#### [Work order]
The answer must be a single number: the count of lines below that contain the string "Bills".
*** Opening of Exercise materials ***
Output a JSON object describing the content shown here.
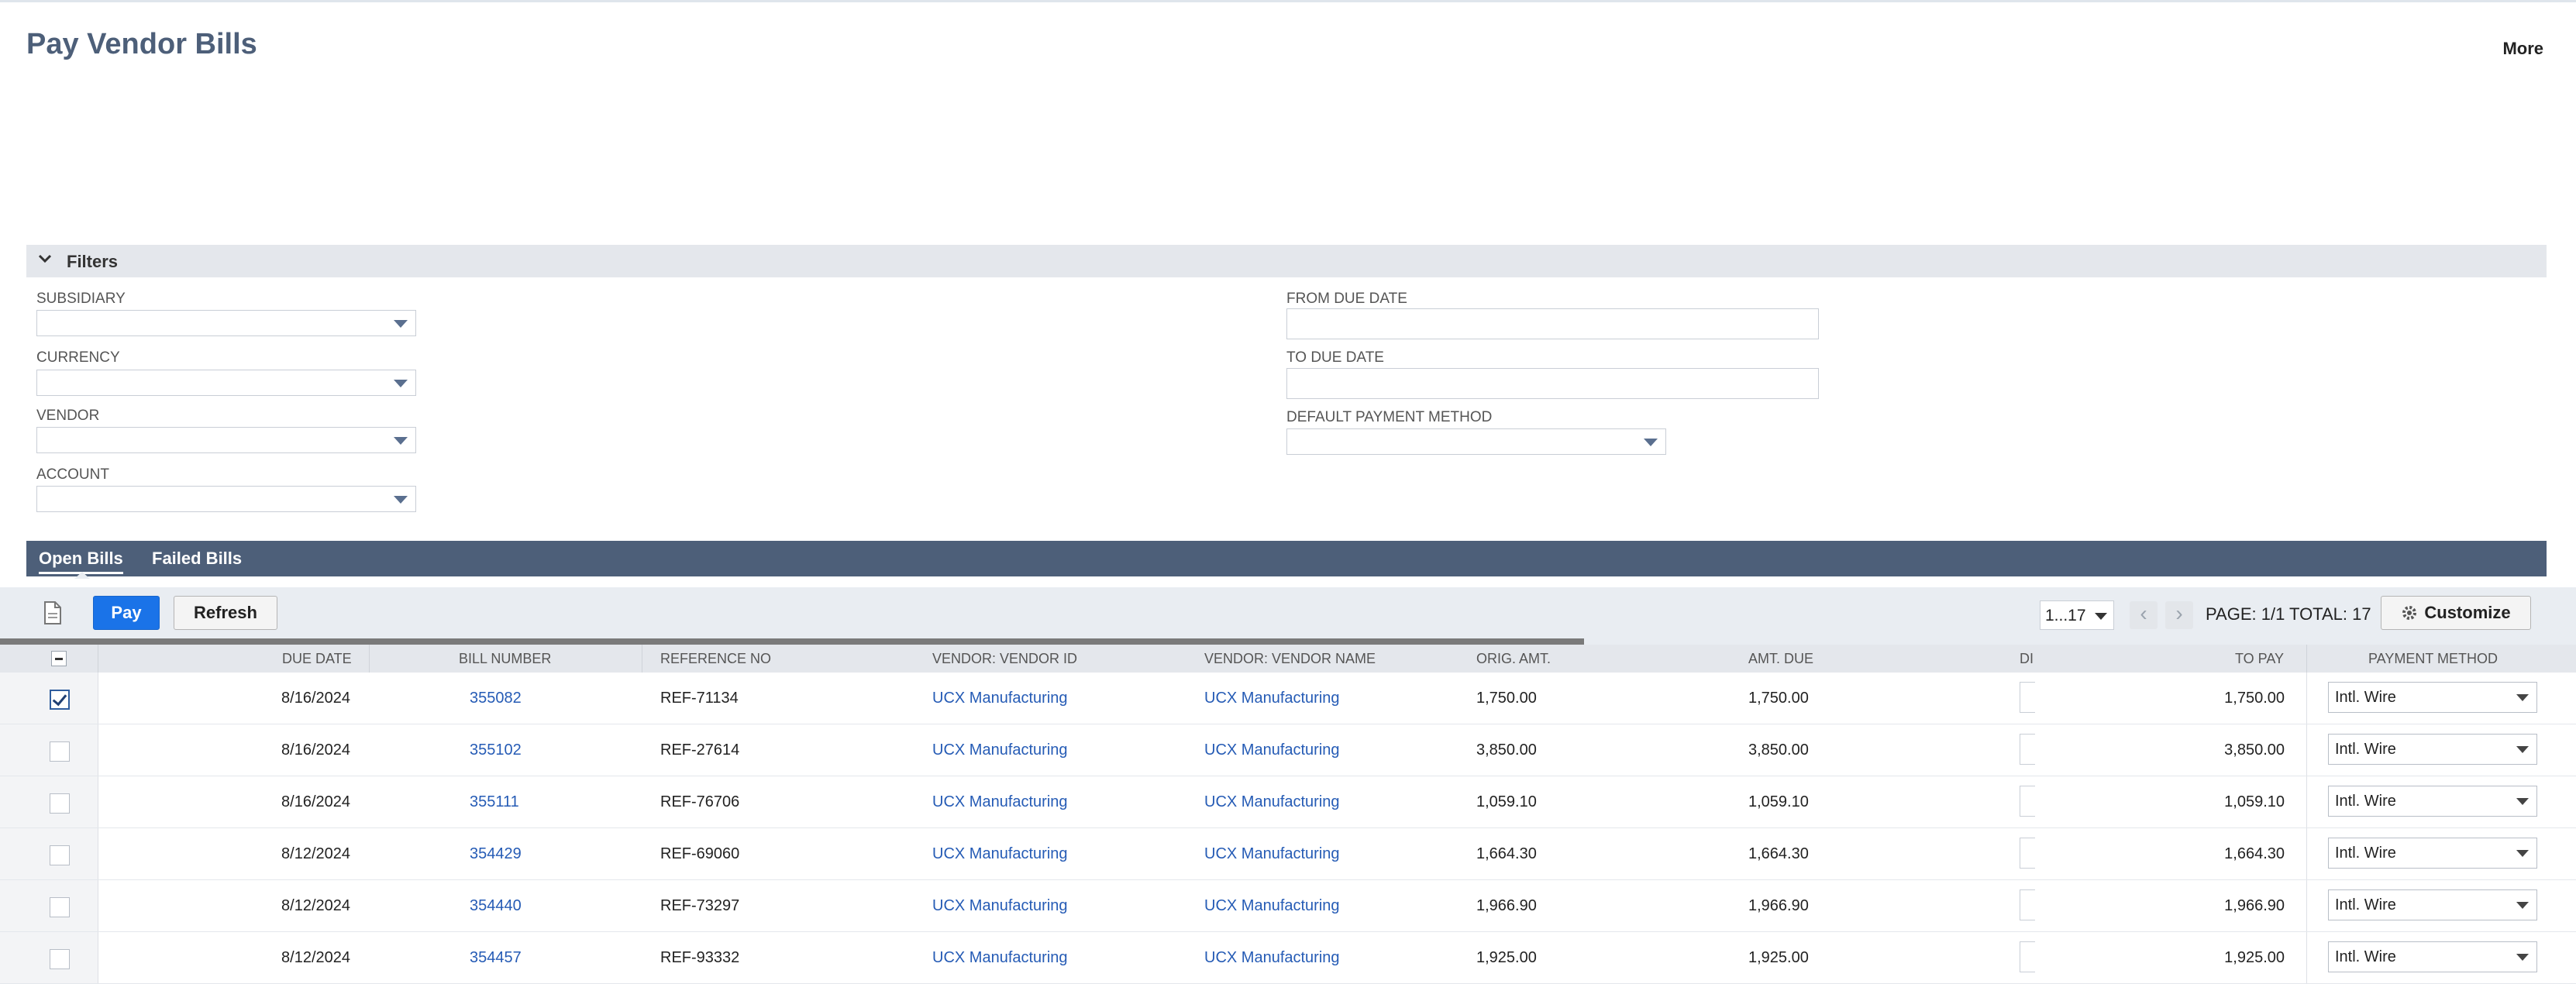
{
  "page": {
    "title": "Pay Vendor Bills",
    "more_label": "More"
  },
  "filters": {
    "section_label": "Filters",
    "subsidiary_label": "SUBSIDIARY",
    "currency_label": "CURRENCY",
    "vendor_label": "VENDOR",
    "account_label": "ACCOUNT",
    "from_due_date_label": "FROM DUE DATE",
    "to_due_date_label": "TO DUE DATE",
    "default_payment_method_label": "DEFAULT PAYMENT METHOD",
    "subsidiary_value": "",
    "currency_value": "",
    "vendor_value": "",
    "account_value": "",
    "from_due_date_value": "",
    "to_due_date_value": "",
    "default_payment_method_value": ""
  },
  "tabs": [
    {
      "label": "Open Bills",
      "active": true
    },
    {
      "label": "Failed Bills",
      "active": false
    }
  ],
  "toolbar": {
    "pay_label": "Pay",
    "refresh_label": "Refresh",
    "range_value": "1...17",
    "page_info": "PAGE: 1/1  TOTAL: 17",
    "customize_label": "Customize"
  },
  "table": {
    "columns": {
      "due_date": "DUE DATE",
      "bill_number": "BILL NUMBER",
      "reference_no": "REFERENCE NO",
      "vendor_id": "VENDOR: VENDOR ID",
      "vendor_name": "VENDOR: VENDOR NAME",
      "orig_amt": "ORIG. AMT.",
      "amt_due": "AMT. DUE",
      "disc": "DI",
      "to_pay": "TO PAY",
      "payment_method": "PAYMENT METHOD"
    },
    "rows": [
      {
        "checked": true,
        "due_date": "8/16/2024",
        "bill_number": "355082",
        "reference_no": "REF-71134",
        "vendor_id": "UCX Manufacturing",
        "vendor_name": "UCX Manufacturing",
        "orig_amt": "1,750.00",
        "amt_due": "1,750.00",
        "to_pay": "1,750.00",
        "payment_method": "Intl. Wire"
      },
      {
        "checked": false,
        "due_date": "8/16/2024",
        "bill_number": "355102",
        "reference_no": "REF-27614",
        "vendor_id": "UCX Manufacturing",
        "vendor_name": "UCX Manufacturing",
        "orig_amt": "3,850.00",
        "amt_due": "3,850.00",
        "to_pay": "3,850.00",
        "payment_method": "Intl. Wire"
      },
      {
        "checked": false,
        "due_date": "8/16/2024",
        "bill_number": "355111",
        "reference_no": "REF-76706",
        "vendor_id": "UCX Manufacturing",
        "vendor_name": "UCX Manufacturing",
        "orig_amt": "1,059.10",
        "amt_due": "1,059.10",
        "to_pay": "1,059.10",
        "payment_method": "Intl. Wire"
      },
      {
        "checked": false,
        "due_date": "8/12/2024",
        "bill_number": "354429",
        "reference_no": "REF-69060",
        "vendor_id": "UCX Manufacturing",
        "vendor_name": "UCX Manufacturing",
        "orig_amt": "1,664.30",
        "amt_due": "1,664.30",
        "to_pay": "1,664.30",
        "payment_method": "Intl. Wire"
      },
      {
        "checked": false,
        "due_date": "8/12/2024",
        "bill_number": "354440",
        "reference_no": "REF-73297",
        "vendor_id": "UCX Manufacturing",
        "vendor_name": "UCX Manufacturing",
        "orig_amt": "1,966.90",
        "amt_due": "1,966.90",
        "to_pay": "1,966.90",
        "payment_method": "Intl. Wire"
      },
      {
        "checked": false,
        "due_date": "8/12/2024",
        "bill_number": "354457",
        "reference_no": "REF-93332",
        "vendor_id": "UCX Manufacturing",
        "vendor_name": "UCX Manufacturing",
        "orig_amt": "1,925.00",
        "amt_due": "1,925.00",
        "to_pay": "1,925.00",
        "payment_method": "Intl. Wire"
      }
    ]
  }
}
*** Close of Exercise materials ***
#### [Output]
3